**Your goal**
Below are some records; work out how many of their lines contain "label" and give the number only.

Component data from apps and pages:
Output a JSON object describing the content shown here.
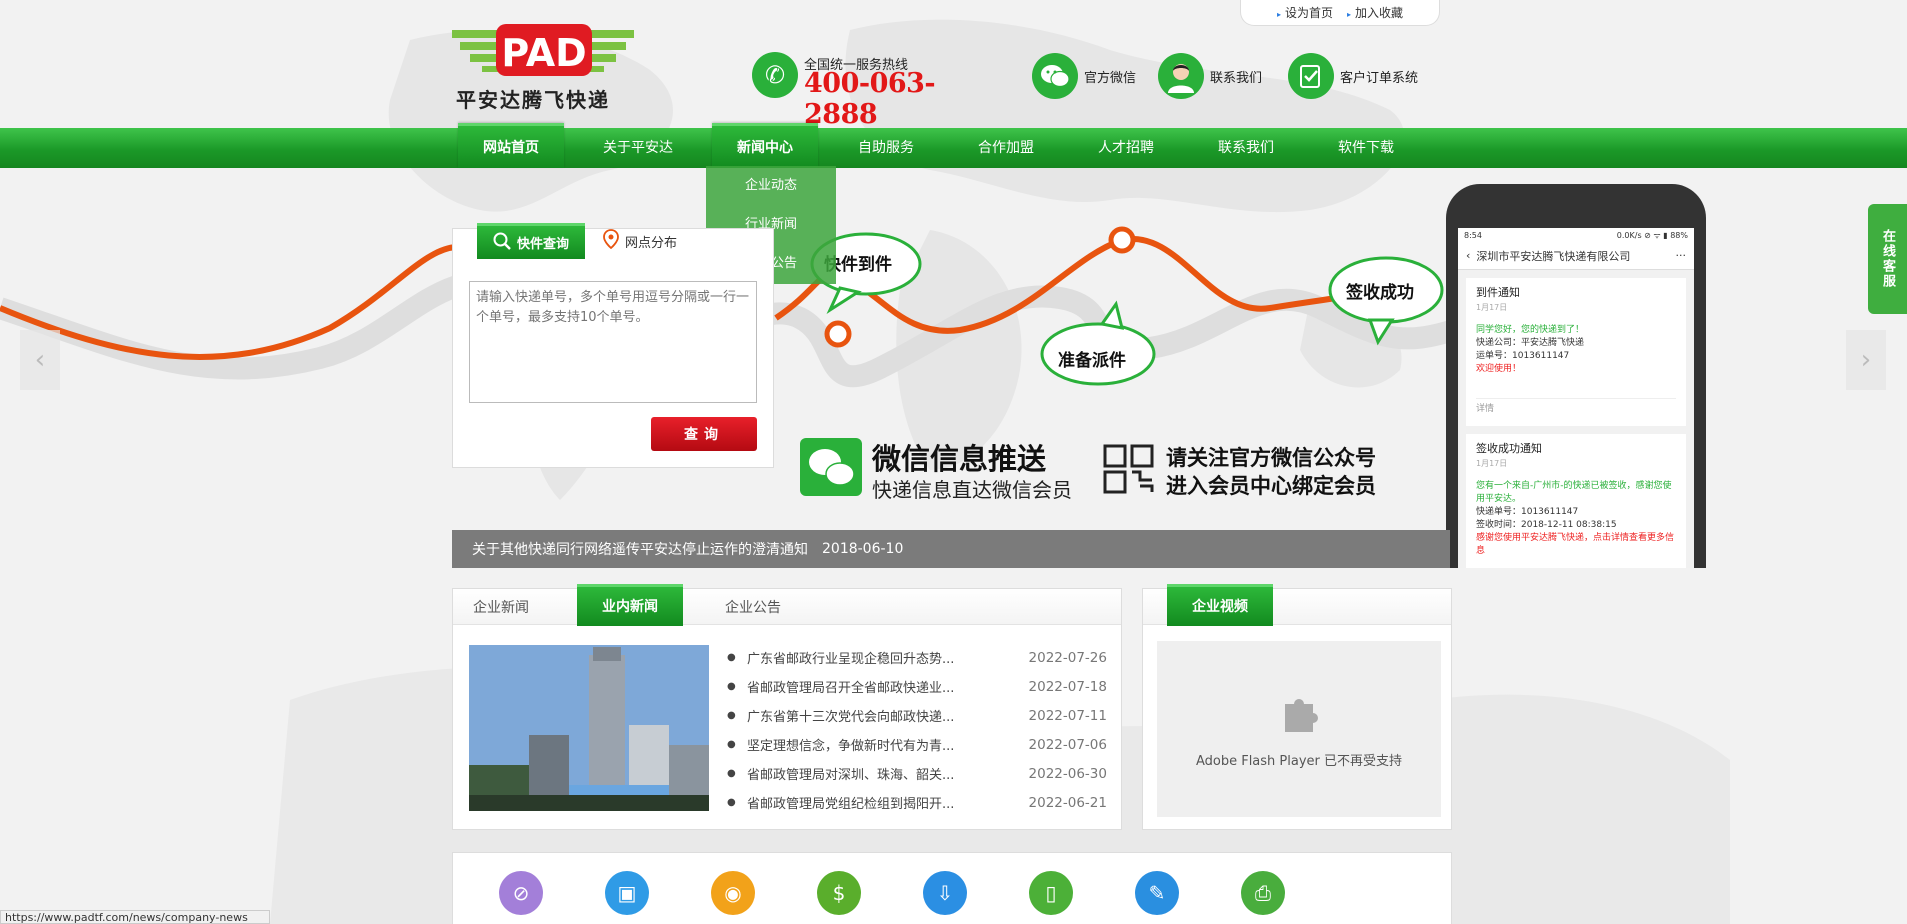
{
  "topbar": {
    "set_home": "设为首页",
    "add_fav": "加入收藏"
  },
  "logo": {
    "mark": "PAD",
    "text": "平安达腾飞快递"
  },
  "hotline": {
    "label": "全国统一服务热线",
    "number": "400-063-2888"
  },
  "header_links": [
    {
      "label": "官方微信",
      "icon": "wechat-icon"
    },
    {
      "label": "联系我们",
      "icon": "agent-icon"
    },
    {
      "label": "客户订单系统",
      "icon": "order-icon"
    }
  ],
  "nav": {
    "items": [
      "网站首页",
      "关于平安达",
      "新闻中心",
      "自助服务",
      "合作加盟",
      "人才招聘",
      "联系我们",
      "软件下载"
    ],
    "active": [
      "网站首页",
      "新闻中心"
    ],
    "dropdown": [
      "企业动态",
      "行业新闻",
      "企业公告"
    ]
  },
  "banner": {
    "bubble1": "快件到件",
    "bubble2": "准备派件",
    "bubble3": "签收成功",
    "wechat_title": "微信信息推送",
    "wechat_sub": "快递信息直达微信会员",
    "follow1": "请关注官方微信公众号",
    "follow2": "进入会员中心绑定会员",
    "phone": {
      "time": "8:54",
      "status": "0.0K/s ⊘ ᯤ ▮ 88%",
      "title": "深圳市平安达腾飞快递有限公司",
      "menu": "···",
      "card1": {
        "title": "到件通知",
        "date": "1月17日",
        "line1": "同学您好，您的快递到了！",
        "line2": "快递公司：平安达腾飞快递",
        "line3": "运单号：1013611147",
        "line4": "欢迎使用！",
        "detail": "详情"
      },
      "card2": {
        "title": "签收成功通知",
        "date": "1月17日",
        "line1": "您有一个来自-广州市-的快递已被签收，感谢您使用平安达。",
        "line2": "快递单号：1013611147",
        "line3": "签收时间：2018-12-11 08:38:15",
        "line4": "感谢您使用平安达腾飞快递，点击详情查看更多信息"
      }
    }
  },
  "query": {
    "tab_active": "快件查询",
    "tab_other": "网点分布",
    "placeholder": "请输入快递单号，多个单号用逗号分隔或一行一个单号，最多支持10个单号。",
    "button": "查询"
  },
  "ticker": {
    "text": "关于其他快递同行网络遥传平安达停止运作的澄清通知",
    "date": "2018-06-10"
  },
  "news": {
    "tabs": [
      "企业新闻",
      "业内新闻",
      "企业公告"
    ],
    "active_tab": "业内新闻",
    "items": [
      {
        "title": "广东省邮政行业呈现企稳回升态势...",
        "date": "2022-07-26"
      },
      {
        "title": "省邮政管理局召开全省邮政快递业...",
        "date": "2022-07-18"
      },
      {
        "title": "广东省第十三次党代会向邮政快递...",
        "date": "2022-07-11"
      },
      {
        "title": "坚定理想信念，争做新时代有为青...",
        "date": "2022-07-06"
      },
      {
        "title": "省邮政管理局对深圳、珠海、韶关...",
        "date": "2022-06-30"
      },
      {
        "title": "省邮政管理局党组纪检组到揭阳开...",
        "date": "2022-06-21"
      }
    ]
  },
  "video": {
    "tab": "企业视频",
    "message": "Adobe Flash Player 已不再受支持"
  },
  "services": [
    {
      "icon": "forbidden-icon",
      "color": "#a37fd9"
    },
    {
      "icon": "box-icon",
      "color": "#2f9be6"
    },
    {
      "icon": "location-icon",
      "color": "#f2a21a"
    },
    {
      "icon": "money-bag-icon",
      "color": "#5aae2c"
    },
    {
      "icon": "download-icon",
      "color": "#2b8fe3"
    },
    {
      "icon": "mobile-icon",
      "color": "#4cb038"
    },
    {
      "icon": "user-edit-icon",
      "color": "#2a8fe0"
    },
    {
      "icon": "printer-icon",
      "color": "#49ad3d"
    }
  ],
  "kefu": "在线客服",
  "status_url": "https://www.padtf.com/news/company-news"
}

**Solution**
4